Reg Reporter Heads To New York Times. Sort Of.
twenty_questions / Flickr / Creative Commons
Alright! Orange County journalist can move up in the newspaper world! Check it out: Veteran Register reporter Greg Hardesty is in the pages of the New York Times.
I mean, ok, he's not writing for the Gray Lady. He's just a source in one of those horrible trend stories that make us embarrassed about the NYT being our nation's paper of record. The trend? Texting, duh. Kids these days! They text a lot!
Still, some parents are starting to take measures. Greg Hardesty, a reporter in Lake Forest, Calif., said that late last year his 13-year-old daughter, Reina, racked up 14,528 texts in one month. She would keep the phone on after going to bed, switching it to vibrate and waiting for it to light up and signal an incoming message.

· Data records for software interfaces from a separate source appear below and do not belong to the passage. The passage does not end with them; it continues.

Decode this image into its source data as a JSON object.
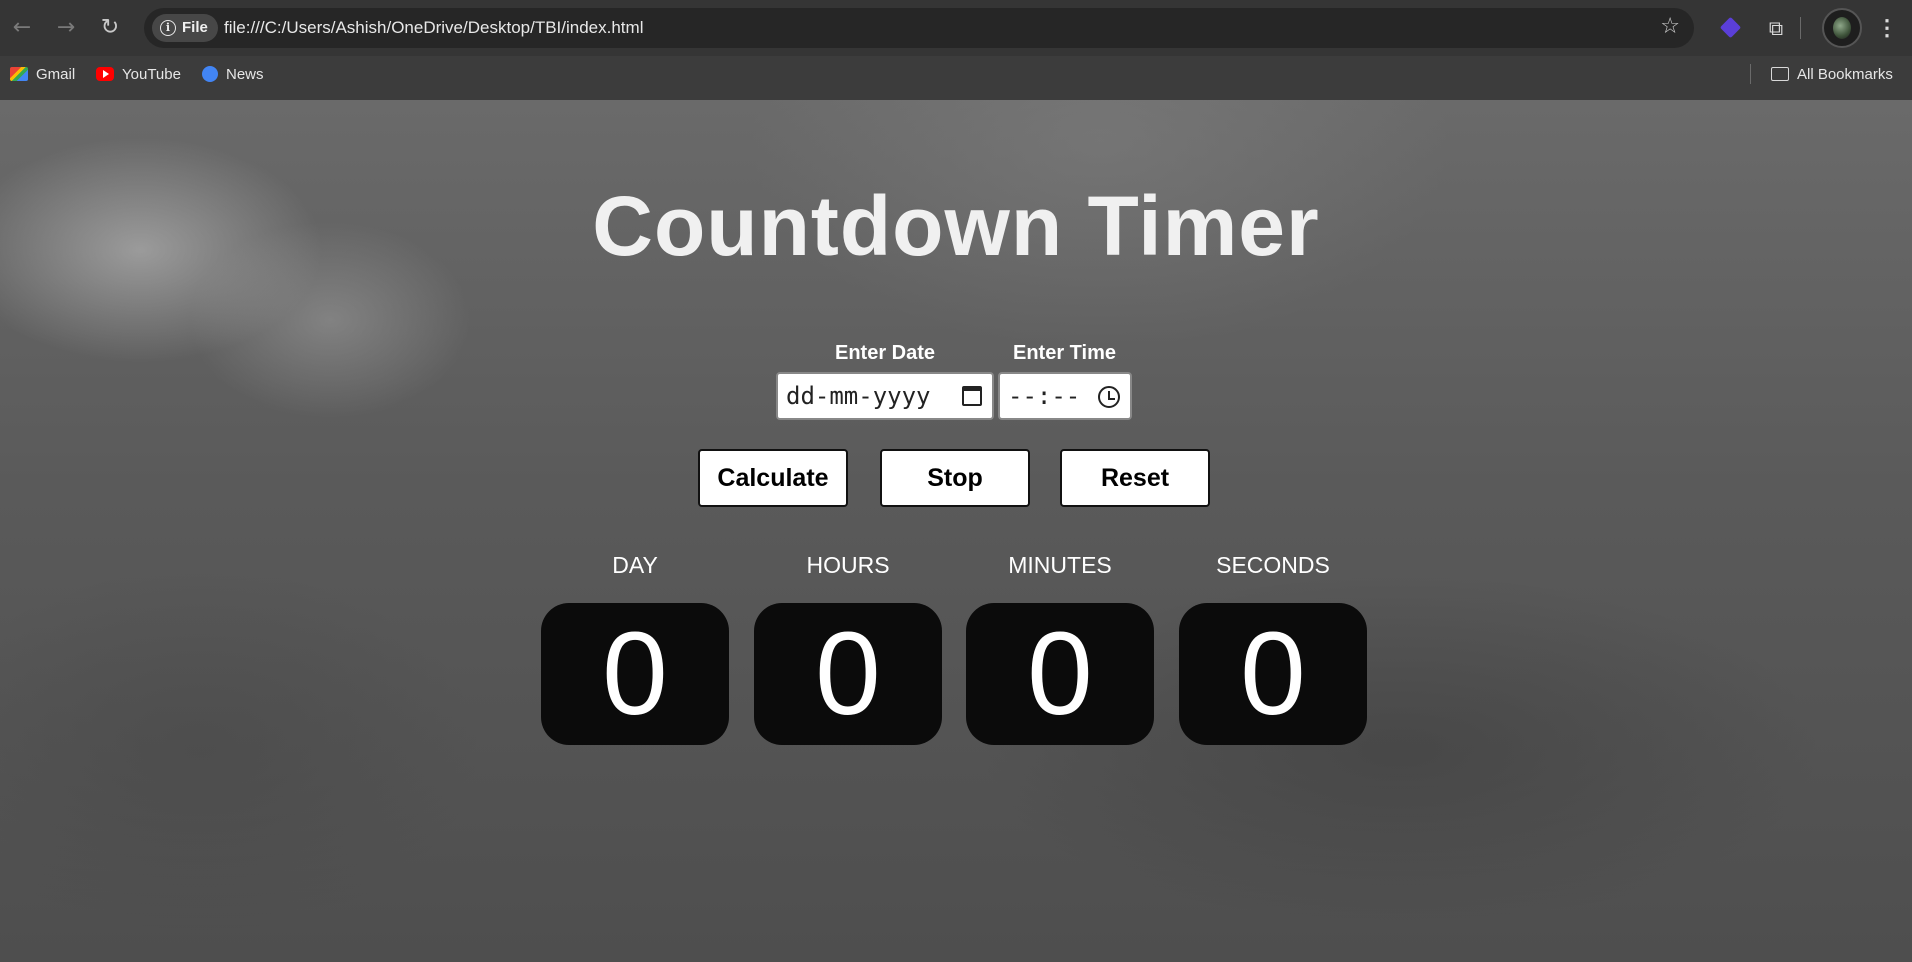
{
  "browser": {
    "chip_label": "File",
    "url": "file:///C:/Users/Ashish/OneDrive/Desktop/TBI/index.html",
    "icons": [
      "back-arrow-icon",
      "forward-arrow-icon",
      "reload-icon",
      "info-icon",
      "star-icon",
      "extension-icon",
      "puzzle-icon",
      "avatar",
      "menu-icon"
    ],
    "bookmarks": [
      {
        "label": "Gmail",
        "icon": "gmail-icon"
      },
      {
        "label": "YouTube",
        "icon": "youtube-icon"
      },
      {
        "label": "News",
        "icon": "news-icon"
      }
    ],
    "all_bookmarks": "All Bookmarks"
  },
  "page": {
    "title": "Countdown Timer",
    "date_label": "Enter Date",
    "time_label": "Enter Time",
    "date_placeholder": "dd-mm-yyyy",
    "time_placeholder": "--:--",
    "buttons": {
      "calculate": "Calculate",
      "stop": "Stop",
      "reset": "Reset"
    },
    "units": [
      {
        "label": "DAY",
        "value": "0"
      },
      {
        "label": "HOURS",
        "value": "0"
      },
      {
        "label": "MINUTES",
        "value": "0"
      },
      {
        "label": "SECONDS",
        "value": "0"
      }
    ]
  }
}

Mr. Hardesty wrote a column about Reina's texting in his newspaper, The Orange County Register, and in the flurry of attention that followed, her volume soared to about 24,000 messages. Finally, when her grades fell precipitously, her parents confiscated the phone.
Reina's grades have since improved, and the phone is back in her hands, but her text messages are limited to 5,000 per month -- and none between 9 p.m. and 6 a.m. on weekdays.

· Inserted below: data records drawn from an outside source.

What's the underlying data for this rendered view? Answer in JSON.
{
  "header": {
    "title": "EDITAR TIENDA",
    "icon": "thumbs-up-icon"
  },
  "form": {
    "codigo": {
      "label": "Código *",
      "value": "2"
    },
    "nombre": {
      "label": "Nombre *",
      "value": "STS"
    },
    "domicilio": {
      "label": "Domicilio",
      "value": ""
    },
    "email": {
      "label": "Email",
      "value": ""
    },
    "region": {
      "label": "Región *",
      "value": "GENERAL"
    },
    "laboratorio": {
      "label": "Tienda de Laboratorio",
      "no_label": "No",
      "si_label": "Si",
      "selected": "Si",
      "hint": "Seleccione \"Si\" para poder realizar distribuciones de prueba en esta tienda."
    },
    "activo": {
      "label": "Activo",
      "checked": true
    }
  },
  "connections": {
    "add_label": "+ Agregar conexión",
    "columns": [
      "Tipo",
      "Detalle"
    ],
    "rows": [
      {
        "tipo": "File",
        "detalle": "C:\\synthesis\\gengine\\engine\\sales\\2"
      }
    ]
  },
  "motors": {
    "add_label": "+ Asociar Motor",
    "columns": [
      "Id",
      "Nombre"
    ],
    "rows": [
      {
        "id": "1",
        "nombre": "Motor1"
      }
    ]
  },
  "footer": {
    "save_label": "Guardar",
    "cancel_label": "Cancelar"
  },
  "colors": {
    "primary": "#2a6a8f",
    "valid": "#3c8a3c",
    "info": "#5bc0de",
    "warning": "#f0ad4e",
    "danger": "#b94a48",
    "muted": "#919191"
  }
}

Yet she said there was an element of hypocrisy in all this: her mother, too, is hooked on the cellphone she carries in her purse.
"She should understand a little better, because she's always on her iPhone," Reina said. "But she's all like, 'Oh well, I don't want you texting.' " (Her mother, Manako Ihaya, said she saw Reina's point.)
I guess I missed the saga in the Reg earlier this year that came out of Hardesty's original "my daughter texts too much" Morning Read article (to be clear, 14,285 texts in a month is a lot). This caused an "international media frenzy," according to a follow-up piece.
Get the ICYMI: Today's Top Stories Newsletter Our daily newsletter delivers quick clicks to keep you in the know
Catch up on the day's news and stay informed with our daily digest of the most popular news, music, food and arts stories in Orange County, delivered to your inbox Monday through Friday.